[DATA Boundary: Start]

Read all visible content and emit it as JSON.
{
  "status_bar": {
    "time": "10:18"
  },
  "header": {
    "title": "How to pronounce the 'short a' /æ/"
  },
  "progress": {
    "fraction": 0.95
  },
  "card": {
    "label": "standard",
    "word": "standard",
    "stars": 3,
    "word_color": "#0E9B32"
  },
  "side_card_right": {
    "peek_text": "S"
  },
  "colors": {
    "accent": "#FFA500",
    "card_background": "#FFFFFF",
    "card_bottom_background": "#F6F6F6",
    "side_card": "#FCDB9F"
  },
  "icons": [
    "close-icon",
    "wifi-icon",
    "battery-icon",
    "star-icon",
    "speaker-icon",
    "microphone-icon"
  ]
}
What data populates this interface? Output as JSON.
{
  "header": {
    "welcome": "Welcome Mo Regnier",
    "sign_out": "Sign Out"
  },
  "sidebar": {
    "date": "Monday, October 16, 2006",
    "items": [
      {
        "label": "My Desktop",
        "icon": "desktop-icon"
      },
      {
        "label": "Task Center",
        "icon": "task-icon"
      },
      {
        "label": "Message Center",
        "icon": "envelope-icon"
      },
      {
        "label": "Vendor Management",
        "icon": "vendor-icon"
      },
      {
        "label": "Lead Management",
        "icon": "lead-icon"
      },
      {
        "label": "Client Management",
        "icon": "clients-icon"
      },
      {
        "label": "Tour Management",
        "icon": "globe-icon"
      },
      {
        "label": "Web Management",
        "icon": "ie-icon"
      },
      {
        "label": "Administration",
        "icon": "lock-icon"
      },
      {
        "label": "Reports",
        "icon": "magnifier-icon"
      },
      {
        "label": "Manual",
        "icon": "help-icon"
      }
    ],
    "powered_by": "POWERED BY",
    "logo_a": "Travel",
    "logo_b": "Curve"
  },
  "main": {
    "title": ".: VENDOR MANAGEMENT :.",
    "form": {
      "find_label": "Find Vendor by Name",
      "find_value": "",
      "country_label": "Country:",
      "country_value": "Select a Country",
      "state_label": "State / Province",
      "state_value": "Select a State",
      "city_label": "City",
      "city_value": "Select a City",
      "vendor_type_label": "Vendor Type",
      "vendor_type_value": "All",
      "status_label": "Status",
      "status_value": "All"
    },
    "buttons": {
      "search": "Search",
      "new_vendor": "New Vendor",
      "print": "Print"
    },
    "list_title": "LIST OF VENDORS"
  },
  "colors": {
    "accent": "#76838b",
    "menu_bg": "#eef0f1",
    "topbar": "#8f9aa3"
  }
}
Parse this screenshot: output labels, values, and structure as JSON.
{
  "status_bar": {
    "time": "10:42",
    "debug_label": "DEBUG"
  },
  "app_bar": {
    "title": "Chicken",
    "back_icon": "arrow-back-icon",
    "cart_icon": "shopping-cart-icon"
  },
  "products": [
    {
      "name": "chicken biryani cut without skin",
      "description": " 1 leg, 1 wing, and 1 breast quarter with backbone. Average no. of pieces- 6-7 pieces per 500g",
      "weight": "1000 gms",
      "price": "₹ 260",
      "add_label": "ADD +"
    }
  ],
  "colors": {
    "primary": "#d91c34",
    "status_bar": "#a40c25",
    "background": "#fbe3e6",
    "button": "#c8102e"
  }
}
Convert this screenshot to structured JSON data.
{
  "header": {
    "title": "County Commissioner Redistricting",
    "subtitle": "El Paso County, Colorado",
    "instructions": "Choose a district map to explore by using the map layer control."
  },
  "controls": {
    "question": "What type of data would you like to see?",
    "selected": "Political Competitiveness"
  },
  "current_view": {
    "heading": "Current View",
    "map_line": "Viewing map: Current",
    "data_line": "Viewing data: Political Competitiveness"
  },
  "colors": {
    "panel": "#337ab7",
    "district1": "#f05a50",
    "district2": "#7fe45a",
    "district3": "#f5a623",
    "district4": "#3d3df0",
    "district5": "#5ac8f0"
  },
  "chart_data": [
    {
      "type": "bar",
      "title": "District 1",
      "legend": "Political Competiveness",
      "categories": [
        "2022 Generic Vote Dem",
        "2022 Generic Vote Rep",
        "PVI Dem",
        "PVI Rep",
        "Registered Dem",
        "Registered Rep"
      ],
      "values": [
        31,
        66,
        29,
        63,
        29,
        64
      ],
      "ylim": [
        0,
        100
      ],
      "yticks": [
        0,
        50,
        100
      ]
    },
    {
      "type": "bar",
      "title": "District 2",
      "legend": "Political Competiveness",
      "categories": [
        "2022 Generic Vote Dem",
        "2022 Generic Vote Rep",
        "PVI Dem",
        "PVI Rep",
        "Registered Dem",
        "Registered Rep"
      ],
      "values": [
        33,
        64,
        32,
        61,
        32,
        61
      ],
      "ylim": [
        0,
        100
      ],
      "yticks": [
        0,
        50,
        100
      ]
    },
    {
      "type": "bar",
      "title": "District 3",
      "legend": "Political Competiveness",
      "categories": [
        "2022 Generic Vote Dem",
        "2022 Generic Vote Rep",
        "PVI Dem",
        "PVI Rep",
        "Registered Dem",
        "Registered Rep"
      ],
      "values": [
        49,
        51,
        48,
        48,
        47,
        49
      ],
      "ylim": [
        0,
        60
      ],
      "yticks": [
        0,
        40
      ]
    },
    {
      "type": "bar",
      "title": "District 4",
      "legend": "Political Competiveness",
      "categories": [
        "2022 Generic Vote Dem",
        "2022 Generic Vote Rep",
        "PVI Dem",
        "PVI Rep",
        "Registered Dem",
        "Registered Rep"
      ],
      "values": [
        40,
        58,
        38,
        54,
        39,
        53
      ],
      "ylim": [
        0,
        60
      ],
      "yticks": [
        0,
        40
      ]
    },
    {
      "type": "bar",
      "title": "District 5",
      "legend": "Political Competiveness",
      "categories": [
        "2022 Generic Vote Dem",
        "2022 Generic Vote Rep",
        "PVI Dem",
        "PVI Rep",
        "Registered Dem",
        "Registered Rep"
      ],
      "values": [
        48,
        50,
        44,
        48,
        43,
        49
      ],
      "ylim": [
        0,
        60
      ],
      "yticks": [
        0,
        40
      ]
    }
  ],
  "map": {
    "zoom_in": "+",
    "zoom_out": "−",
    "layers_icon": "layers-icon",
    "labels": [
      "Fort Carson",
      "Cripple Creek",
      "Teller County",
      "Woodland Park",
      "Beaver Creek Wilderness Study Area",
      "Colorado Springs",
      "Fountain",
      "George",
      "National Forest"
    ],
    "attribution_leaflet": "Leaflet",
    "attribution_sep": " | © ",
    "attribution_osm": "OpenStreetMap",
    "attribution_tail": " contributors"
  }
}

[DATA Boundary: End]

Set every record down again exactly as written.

**RESULT**
Read all visible content and emit it as JSON.
{
  "status_bar": {
    "time": "10:18"
  },
  "header": {
    "title": "How to pronounce the 'short a' /æ/"
  },
  "progress": {
    "fraction": 0.95
  },
  "card": {
    "label": "standard",
    "word": "standard",
    "stars": 3,
    "word_color": "#0E9B32"
  },
  "side_card_right": {
    "peek_text": "S"
  },
  "colors": {
    "accent": "#FFA500",
    "card_background": "#FFFFFF",
    "card_bottom_background": "#F6F6F6",
    "side_card": "#FCDB9F"
  },
  "icons": [
    "close-icon",
    "wifi-icon",
    "battery-icon",
    "star-icon",
    "speaker-icon",
    "microphone-icon"
  ]
}
What data populates this interface? Output as JSON.
{
  "header": {
    "welcome": "Welcome Mo Regnier",
    "sign_out": "Sign Out"
  },
  "sidebar": {
    "date": "Monday, October 16, 2006",
    "items": [
      {
        "label": "My Desktop",
        "icon": "desktop-icon"
      },
      {
        "label": "Task Center",
        "icon": "task-icon"
      },
      {
        "label": "Message Center",
        "icon": "envelope-icon"
      },
      {
        "label": "Vendor Management",
        "icon": "vendor-icon"
      },
      {
        "label": "Lead Management",
        "icon": "lead-icon"
      },
      {
        "label": "Client Management",
        "icon": "clients-icon"
      },
      {
        "label": "Tour Management",
        "icon": "globe-icon"
      },
      {
        "label": "Web Management",
        "icon": "ie-icon"
      },
      {
        "label": "Administration",
        "icon": "lock-icon"
      },
      {
        "label": "Reports",
        "icon": "magnifier-icon"
      },
      {
        "label": "Manual",
        "icon": "help-icon"
      }
    ],
    "powered_by": "POWERED BY",
    "logo_a": "Travel",
    "logo_b": "Curve"
  },
  "main": {
    "title": ".: VENDOR MANAGEMENT :.",
    "form": {
      "find_label": "Find Vendor by Name",
      "find_value": "",
      "country_label": "Country:",
      "country_value": "Select a Country",
      "state_label": "State / Province",
      "state_value": "Select a State",
      "city_label": "City",
      "city_value": "Select a City",
      "vendor_type_label": "Vendor Type",
      "vendor_type_value": "All",
      "status_label": "Status",
      "status_value": "All"
    },
    "buttons": {
      "search": "Search",
      "new_vendor": "New Vendor",
      "print": "Print"
    },
    "list_title": "LIST OF VENDORS"
  },
  "colors": {
    "accent": "#76838b",
    "menu_bg": "#eef0f1",
    "topbar": "#8f9aa3"
  }
}
Parse this screenshot: output labels, values, and structure as JSON.
{
  "status_bar": {
    "time": "10:42",
    "debug_label": "DEBUG"
  },
  "app_bar": {
    "title": "Chicken",
    "back_icon": "arrow-back-icon",
    "cart_icon": "shopping-cart-icon"
  },
  "products": [
    {
      "name": "chicken biryani cut without skin",
      "description": " 1 leg, 1 wing, and 1 breast quarter with backbone. Average no. of pieces- 6-7 pieces per 500g",
      "weight": "1000 gms",
      "price": "₹ 260",
      "add_label": "ADD +"
    }
  ],
  "colors": {
    "primary": "#d91c34",
    "status_bar": "#a40c25",
    "background": "#fbe3e6",
    "button": "#c8102e"
  }
}
Convert this screenshot to structured JSON data.
{
  "header": {
    "title": "County Commissioner Redistricting",
    "subtitle": "El Paso County, Colorado",
    "instructions": "Choose a district map to explore by using the map layer control."
  },
  "controls": {
    "question": "What type of data would you like to see?",
    "selected": "Political Competitiveness"
  },
  "current_view": {
    "heading": "Current View",
    "map_line": "Viewing map: Current",
    "data_line": "Viewing data: Political Competitiveness"
  },
  "colors": {
    "panel": "#337ab7",
    "district1": "#f05a50",
    "district2": "#7fe45a",
    "district3": "#f5a623",
    "district4": "#3d3df0",
    "district5": "#5ac8f0"
  },
  "chart_data": [
    {
      "type": "bar",
      "title": "District 1",
      "legend": "Political Competiveness",
      "categories": [
        "2022 Generic Vote Dem",
        "2022 Generic Vote Rep",
        "PVI Dem",
        "PVI Rep",
        "Registered Dem",
        "Registered Rep"
      ],
      "values": [
        31,
        66,
        29,
        63,
        29,
        64
      ],
      "ylim": [
        0,
        100
      ],
      "yticks": [
        0,
        50,
        100
      ]
    },
    {
      "type": "bar",
      "title": "District 2",
      "legend": "Political Competiveness",
      "categories": [
        "2022 Generic Vote Dem",
        "2022 Generic Vote Rep",
        "PVI Dem",
        "PVI Rep",
        "Registered Dem",
        "Registered Rep"
      ],
      "values": [
        33,
        64,
        32,
        61,
        32,
        61
      ],
      "ylim": [
        0,
        100
      ],
      "yticks": [
        0,
        50,
        100
      ]
    },
    {
      "type": "bar",
      "title": "District 3",
      "legend": "Political Competiveness",
      "categories": [
        "2022 Generic Vote Dem",
        "2022 Generic Vote Rep",
        "PVI Dem",
        "PVI Rep",
        "Registered Dem",
        "Registered Rep"
      ],
      "values": [
        49,
        51,
        48,
        48,
        47,
        49
      ],
      "ylim": [
        0,
        60
      ],
      "yticks": [
        0,
        40
      ]
    },
    {
      "type": "bar",
      "title": "District 4",
      "legend": "Political Competiveness",
      "categories": [
        "2022 Generic Vote Dem",
        "2022 Generic Vote Rep",
        "PVI Dem",
        "PVI Rep",
        "Registered Dem",
        "Registered Rep"
      ],
      "values": [
        40,
        58,
        38,
        54,
        39,
        53
      ],
      "ylim": [
        0,
        60
      ],
      "yticks": [
        0,
        40
      ]
    },
    {
      "type": "bar",
      "title": "District 5",
      "legend": "Political Competiveness",
      "categories": [
        "2022 Generic Vote Dem",
        "2022 Generic Vote Rep",
        "PVI Dem",
        "PVI Rep",
        "Registered Dem",
        "Registered Rep"
      ],
      "values": [
        48,
        50,
        44,
        48,
        43,
        49
      ],
      "ylim": [
        0,
        60
      ],
      "yticks": [
        0,
        40
      ]
    }
  ],
  "map": {
    "zoom_in": "+",
    "zoom_out": "−",
    "layers_icon": "layers-icon",
    "labels": [
      "Fort Carson",
      "Cripple Creek",
      "Teller County",
      "Woodland Park",
      "Beaver Creek Wilderness Study Area",
      "Colorado Springs",
      "Fountain",
      "George",
      "National Forest"
    ],
    "attribution_leaflet": "Leaflet",
    "attribution_sep": " | © ",
    "attribution_osm": "OpenStreetMap",
    "attribution_tail": " contributors"
  }
}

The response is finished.